My partner has a hard time saying goodbye. I’ve often had to drag her out of parties or she would presumably never leave. She thrives on interaction and engagement, and I always say the only thing she’s afraid of is missing out on the party. She’s a great balance for me, because I don’t have a hard time saying goodbye.
It’s not that I don’t get sad or that I don’t cherish the memories and experiences I’ve had here at UUCF, or at any of the other congregations I’ve served, or in the hospitals where I’ve worked, or in seminary, or in the schools I taught at, or in college, or high school, or any of that.
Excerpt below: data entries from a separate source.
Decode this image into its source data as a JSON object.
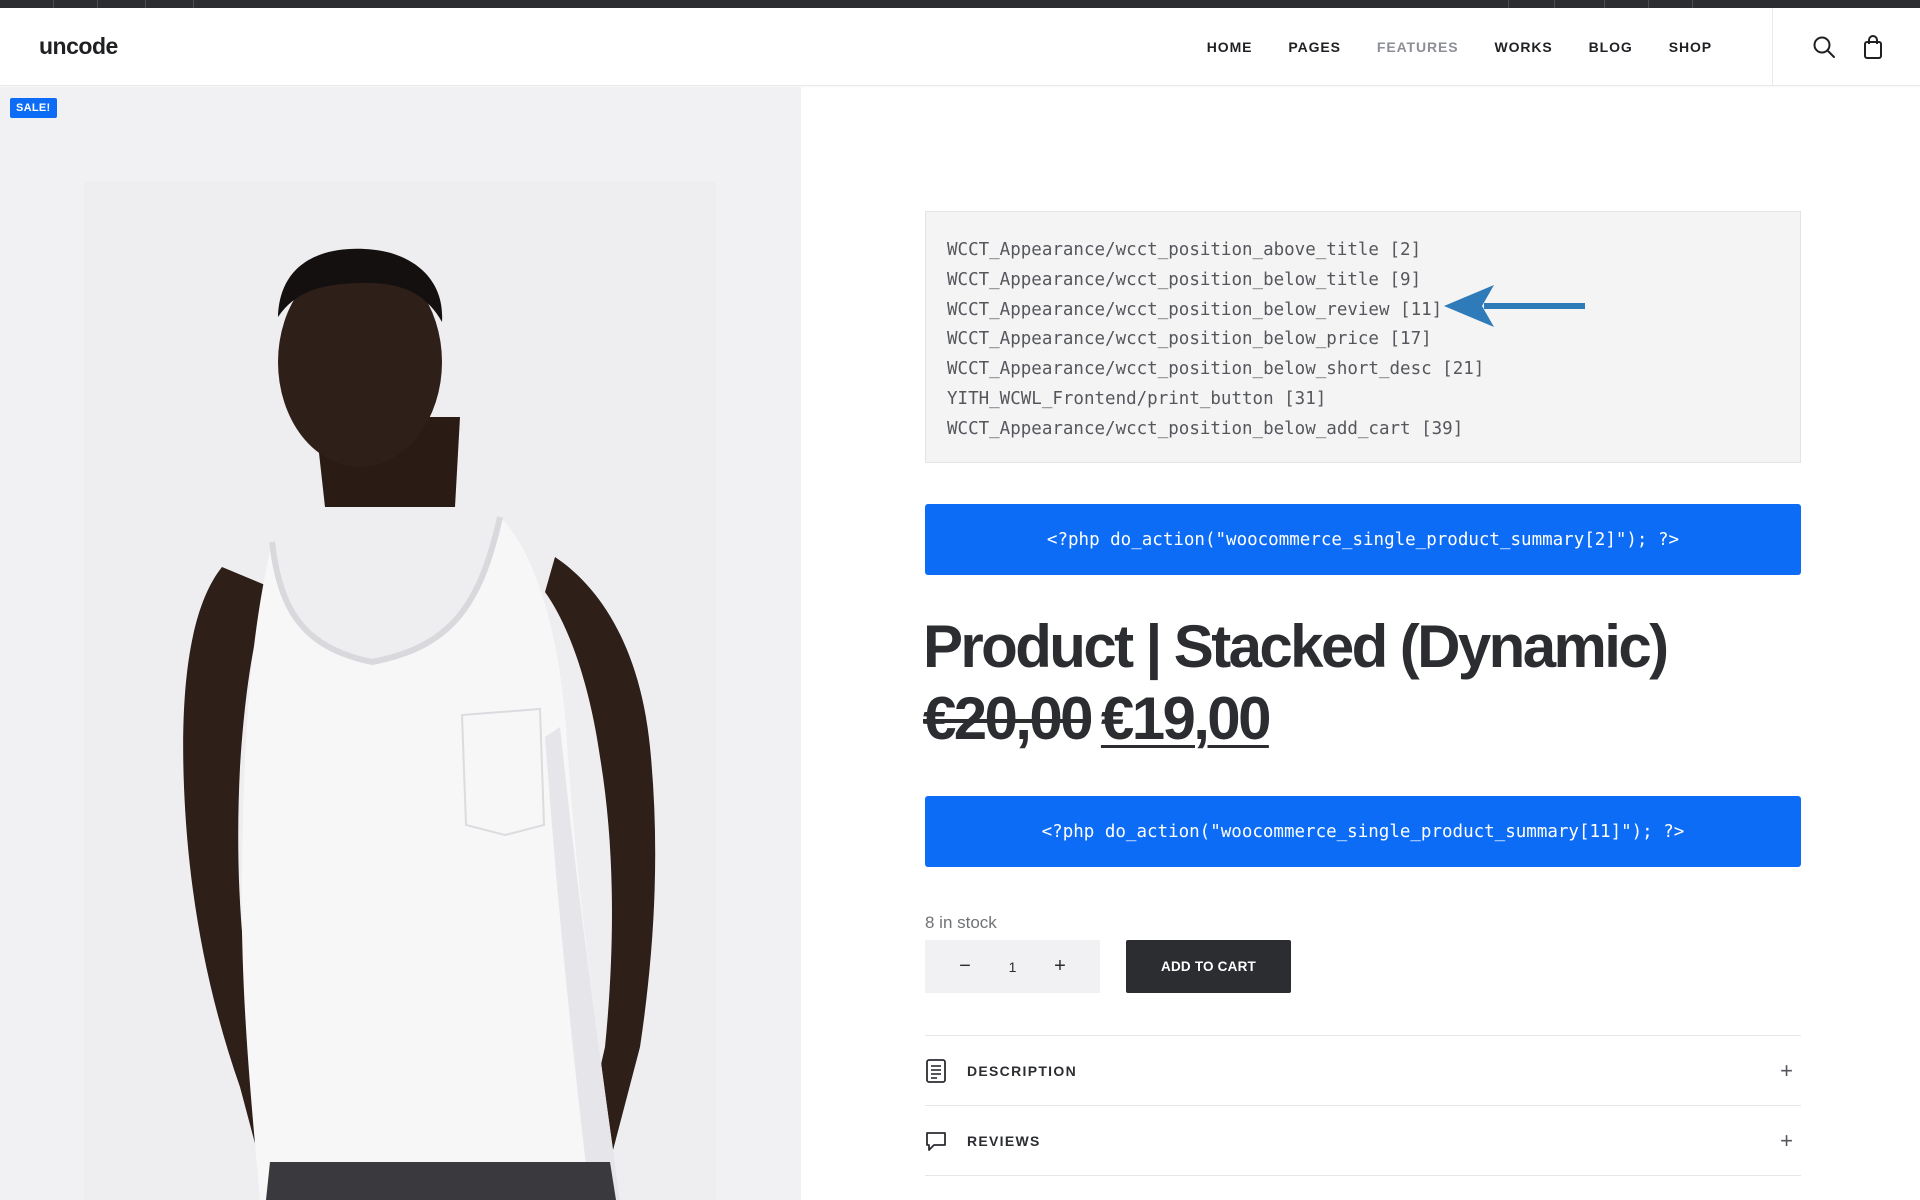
{
  "header": {
    "logo": "uncode",
    "nav": [
      {
        "label": "HOME"
      },
      {
        "label": "PAGES"
      },
      {
        "label": "FEATURES"
      },
      {
        "label": "WORKS"
      },
      {
        "label": "BLOG"
      },
      {
        "label": "SHOP"
      }
    ],
    "icons": [
      "search-icon",
      "shopping-bag-icon"
    ]
  },
  "gallery": {
    "badge": "SALE!"
  },
  "hooks": {
    "lines": [
      "WCCT_Appearance/wcct_position_above_title [2]",
      "WCCT_Appearance/wcct_position_below_title [9]",
      "WCCT_Appearance/wcct_position_below_review [11]",
      "WCCT_Appearance/wcct_position_below_price [17]",
      "WCCT_Appearance/wcct_position_below_short_desc [21]",
      "YITH_WCWL_Frontend/print_button [31]",
      "WCCT_Appearance/wcct_position_below_add_cart [39]"
    ]
  },
  "code_bars": {
    "first": "<?php do_action(\"woocommerce_single_product_summary[2]\"); ?>",
    "second": "<?php do_action(\"woocommerce_single_product_summary[11]\"); ?>"
  },
  "product": {
    "title": "Product | Stacked (Dynamic)",
    "price_old": "€20,00",
    "price_new": "€19,00",
    "stock": "8 in stock",
    "quantity": "1",
    "qty_minus": "−",
    "qty_plus": "+",
    "add_to_cart": "ADD TO CART"
  },
  "accordion": [
    {
      "label": "DESCRIPTION",
      "icon": "document-icon",
      "toggle": "+"
    },
    {
      "label": "REVIEWS",
      "icon": "chat-bubble-icon",
      "toggle": "+"
    }
  ],
  "colors": {
    "accent": "#0c6cf6",
    "dark": "#2b2d31",
    "arrow": "#2f7ab8"
  }
}
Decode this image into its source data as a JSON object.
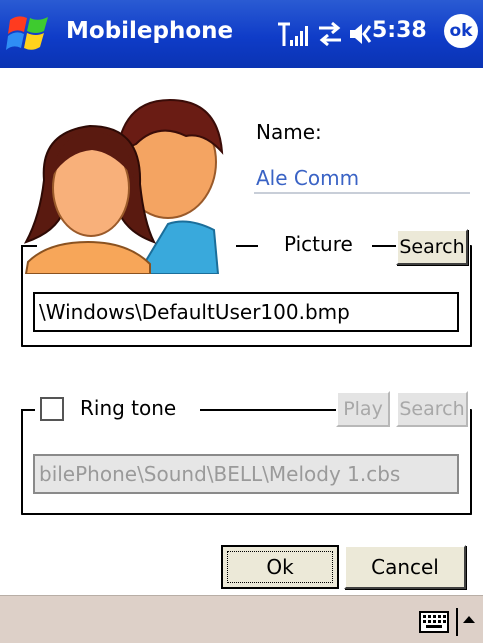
{
  "titlebar": {
    "app_title": "Mobilephone",
    "clock": "5:38",
    "ok_label": "ok",
    "icons": [
      "start-flag-icon",
      "signal-strength-icon",
      "connectivity-icon",
      "speaker-icon"
    ]
  },
  "contact": {
    "name_label": "Name:",
    "name_value": "Ale Comm"
  },
  "picture": {
    "label": "Picture",
    "search_label": "Search",
    "path_value": "\\Windows\\DefaultUser100.bmp"
  },
  "ringtone": {
    "label": "Ring tone",
    "checked": false,
    "play_label": "Play",
    "search_label": "Search",
    "path_value": "bilePhone\\Sound\\BELL\\Melody 1.cbs"
  },
  "dialog": {
    "ok_label": "Ok",
    "cancel_label": "Cancel"
  },
  "bottombar": {
    "icons": [
      "keyboard-icon",
      "sip-arrow-up-icon"
    ]
  },
  "colors": {
    "titlebar": "#0f3cc8",
    "name_value": "#3a63c5",
    "bottombar": "#ddd0c8",
    "button_face": "#ece9d8"
  }
}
On the contrary, I don’t look forward to leaving and moving on and having to start over at a new place. That kind of itinerant lifestyle sucks, but I’ve had plenty of experience at it by now. No, it’s not fun to say goodbye all the time, especially when I feel like I was just really getting started here.
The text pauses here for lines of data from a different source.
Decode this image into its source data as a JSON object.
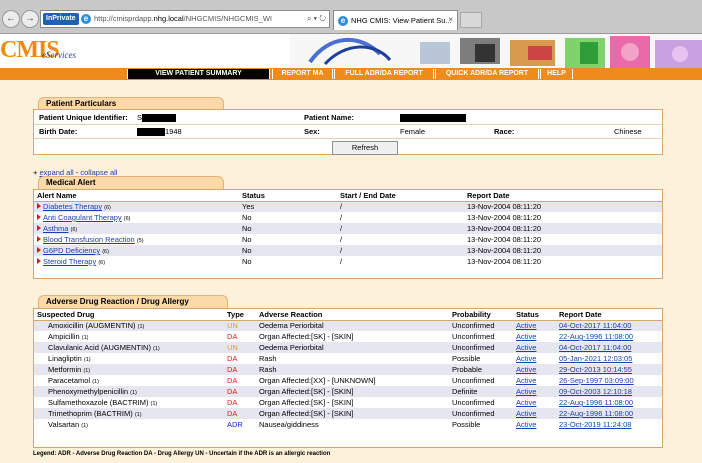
{
  "browser": {
    "inprivate": "InPrivate",
    "url_prefix": "http://cmisprdapp.",
    "url_host": "nhg.local",
    "url_suffix": "/NHGCMIS/NHGCMIS_WI",
    "addr_controls": "⌕ ▾ ↻",
    "tab_title": "NHG CMIS: View Patient Su...",
    "back_icon": "←",
    "fwd_icon": "→",
    "close_icon": "×"
  },
  "banner": {
    "logo": "CMIS",
    "subtitle": "eServices"
  },
  "nav": {
    "view_summary": "VIEW PATIENT SUMMARY",
    "report_ma": "REPORT MA",
    "full_adr": "FULL ADR/DA REPORT",
    "quick_adr": "QUICK ADR/DA REPORT",
    "help": "HELP"
  },
  "patient": {
    "section_title": "Patient Particulars",
    "uid_label": "Patient Unique Identifier:",
    "uid_value": "S",
    "name_label": "Patient Name:",
    "dob_label": "Birth Date:",
    "dob_value": "1948",
    "sex_label": "Sex:",
    "sex_value": "Female",
    "race_label": "Race:",
    "race_value": "Chinese",
    "refresh": "Refresh"
  },
  "expand": {
    "prefix": "+",
    "expand_all": "expand all",
    "sep": " - ",
    "collapse_all": "collapse all"
  },
  "medical_alert": {
    "section_title": "Medical Alert",
    "headers": [
      "Alert Name",
      "Status",
      "Start / End Date",
      "Report Date"
    ],
    "rows": [
      {
        "name": "Diabetes Therapy",
        "count": "(6)",
        "status": "Yes",
        "dates": "/",
        "report": "13-Nov-2004 08:11:20"
      },
      {
        "name": "Anti Coagulant Therapy",
        "count": "(6)",
        "status": "No",
        "dates": "/",
        "report": "13-Nov-2004 08:11:20"
      },
      {
        "name": "Asthma",
        "count": "(6)",
        "status": "No",
        "dates": "/",
        "report": "13-Nov-2004 08:11:20"
      },
      {
        "name": "Blood Transfusion Reaction",
        "count": "(5)",
        "status": "No",
        "dates": "/",
        "report": "13-Nov-2004 08:11:20"
      },
      {
        "name": "G6PD Deficiency",
        "count": "(6)",
        "status": "No",
        "dates": "/",
        "report": "13-Nov-2004 08:11:20"
      },
      {
        "name": "Steroid Therapy",
        "count": "(6)",
        "status": "No",
        "dates": "/",
        "report": "13-Nov-2004 08:11:20"
      }
    ]
  },
  "adr": {
    "section_title": "Adverse Drug Reaction / Drug Allergy",
    "headers": [
      "Suspected Drug",
      "Type",
      "Adverse Reaction",
      "Probability",
      "Status",
      "Report Date"
    ],
    "rows": [
      {
        "drug": "Amoxicillin (AUGMENTIN)",
        "count": "(1)",
        "type": "UN",
        "reaction": "Oedema Periorbital",
        "prob": "Unconfirmed",
        "status": "Active",
        "date": "04-Oct-2017 11:04:00"
      },
      {
        "drug": "Ampicillin",
        "count": "(1)",
        "type": "DA",
        "reaction": "Organ Affected:[SK] - [SKIN]",
        "prob": "Unconfirmed",
        "status": "Active",
        "date": "22-Aug-1996 11:08:00"
      },
      {
        "drug": "Clavulanic Acid (AUGMENTIN)",
        "count": "(1)",
        "type": "UN",
        "reaction": "Oedema Periorbital",
        "prob": "Unconfirmed",
        "status": "Active",
        "date": "04-Oct-2017 11:04:00"
      },
      {
        "drug": "Linagliptin",
        "count": "(1)",
        "type": "DA",
        "reaction": "Rash",
        "prob": "Possible",
        "status": "Active",
        "date": "05-Jan-2021 12:03:05"
      },
      {
        "drug": "Metformin",
        "count": "(1)",
        "type": "DA",
        "reaction": "Rash",
        "prob": "Probable",
        "status": "Active",
        "date": "29-Oct-2013 10:14:55"
      },
      {
        "drug": "Paracetamol",
        "count": "(1)",
        "type": "DA",
        "reaction": "Organ Affected:[XX] - [UNKNOWN]",
        "prob": "Unconfirmed",
        "status": "Active",
        "date": "26-Sep-1997 03:09:00"
      },
      {
        "drug": "Phenoxymethylpenicillin",
        "count": "(1)",
        "type": "DA",
        "reaction": "Organ Affected:[SK] - [SKIN]",
        "prob": "Definite",
        "status": "Active",
        "date": "09-Oct-2003 12:10:18"
      },
      {
        "drug": "Sulfamethoxazole (BACTRIM)",
        "count": "(1)",
        "type": "DA",
        "reaction": "Organ Affected:[SK] - [SKIN]",
        "prob": "Unconfirmed",
        "status": "Active",
        "date": "22-Aug-1996 11:08:00"
      },
      {
        "drug": "Trimethoprim (BACTRIM)",
        "count": "(1)",
        "type": "DA",
        "reaction": "Organ Affected:[SK] - [SKIN]",
        "prob": "Unconfirmed",
        "status": "Active",
        "date": "22-Aug-1996 11:08:00"
      },
      {
        "drug": "Valsartan",
        "count": "(1)",
        "type": "ADR",
        "reaction": "Nausea/giddiness",
        "prob": "Possible",
        "status": "Active",
        "date": "23-Oct-2019 11:24:08"
      }
    ]
  },
  "legend": "Legend: ADR - Adverse Drug Reaction   DA - Drug Allergy   UN - Uncertain if the ADR is an allergic reaction",
  "colors": {
    "nav_orange": "#ef8a1c",
    "type_un": "#e39a1c",
    "type_da": "#e21b1b",
    "type_adr": "#1a28c8",
    "link": "#1a3fb3"
  }
}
But as my mother has long advised: “Them’s the breaks, kid.”
My next ministry adventure will be as mental health chaplain at St. Elizabeth’s Hospital in DC, where I will serve for a year. After that … who knows? KP and I are lucky and blessed and privileged enough to be able to make these kinds of decisions. Not everyone is in that same boat. For as long as I can, I’ll exercise that privilege to try and make the world within the 3 feet around me a better place through acts of spirit, love and justice. I hope you’ll join me in that spiritual exercise, even as we part ways and communication for at the least the Unitarian Universalist Association-mandated 12 months. After that, I’ll be back in touch!
So here we are, and I have to say goodbye. I’m pretty good at this by now, so please don’t take it personally. And just so you know, it has been a joyous and affirming experience to be among you this past year. I will forever be proud to be associated with this congregation. I’m proud of the steps we have taken to grow in spiritual maturity, activism and courage through the ups and downs of one of the most tumultuous years in recent American memory. I know that it seems like not enough progress has been made within our walls for some people, and it seems like too much progress for others. That’s the nature of living in messy, loving, interconnected community. Them’s the breaks.
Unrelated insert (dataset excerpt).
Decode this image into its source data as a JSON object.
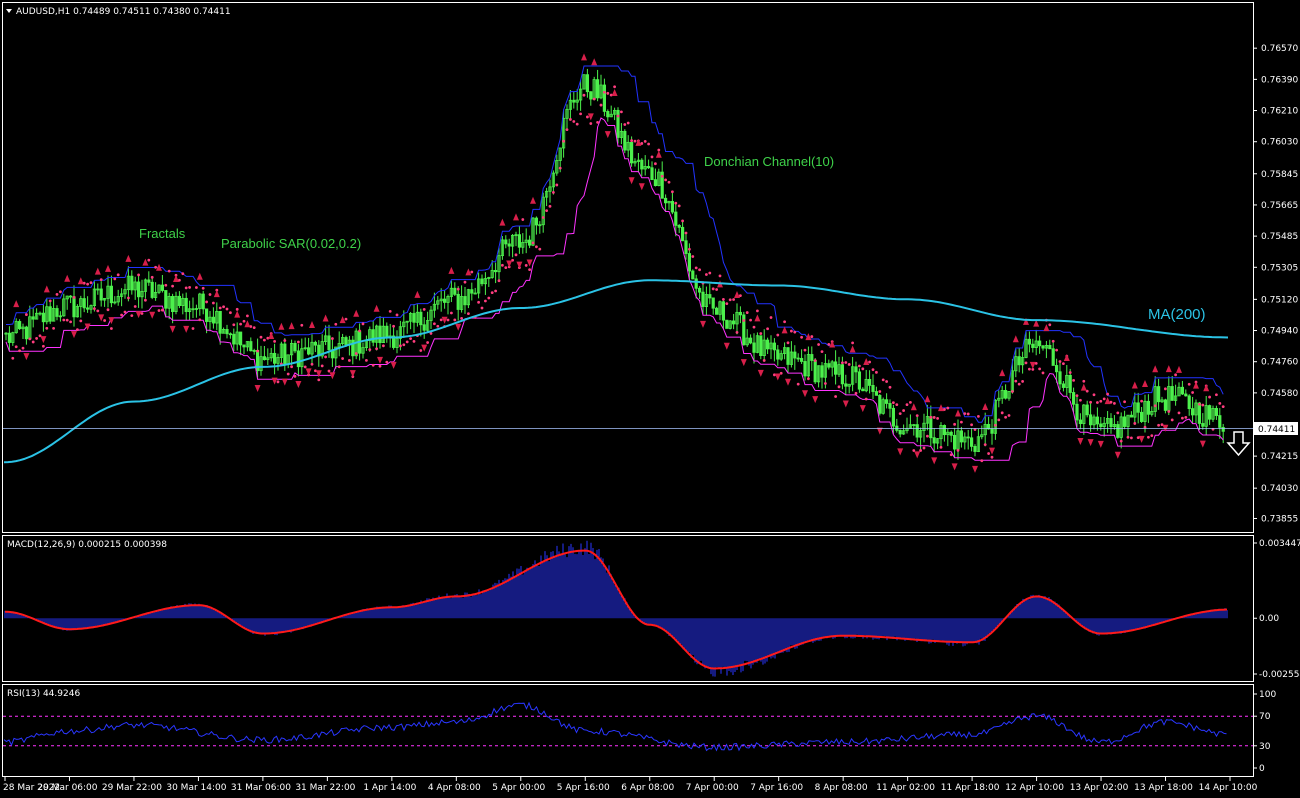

Let us remember that the covenantal nature of our faith demands spiritual bravery. The writer Paul Tillich talks about religion giving you the courage to exist as a person of faith in the face of all sorts of existential anxieties from the political, social and economic worlds that can threaten to break you down and pull you apart. Our faith gives us the resources to allow our souls to venture out of our comfort zones and encounter the new, the unknown, the uncomfortable, and to return to us stronger and glowing more fiercely with love. That’s the promise of Unitarian Universalism, a faith I am proud to claim and act on, even when it’s messy and complicated and people disagree. In a free, liberal faith with the power to change lives and the world, them’s the breaks.
Thank you, from the bottom of my heart and soul, for letting me walk alongside you in faith and love.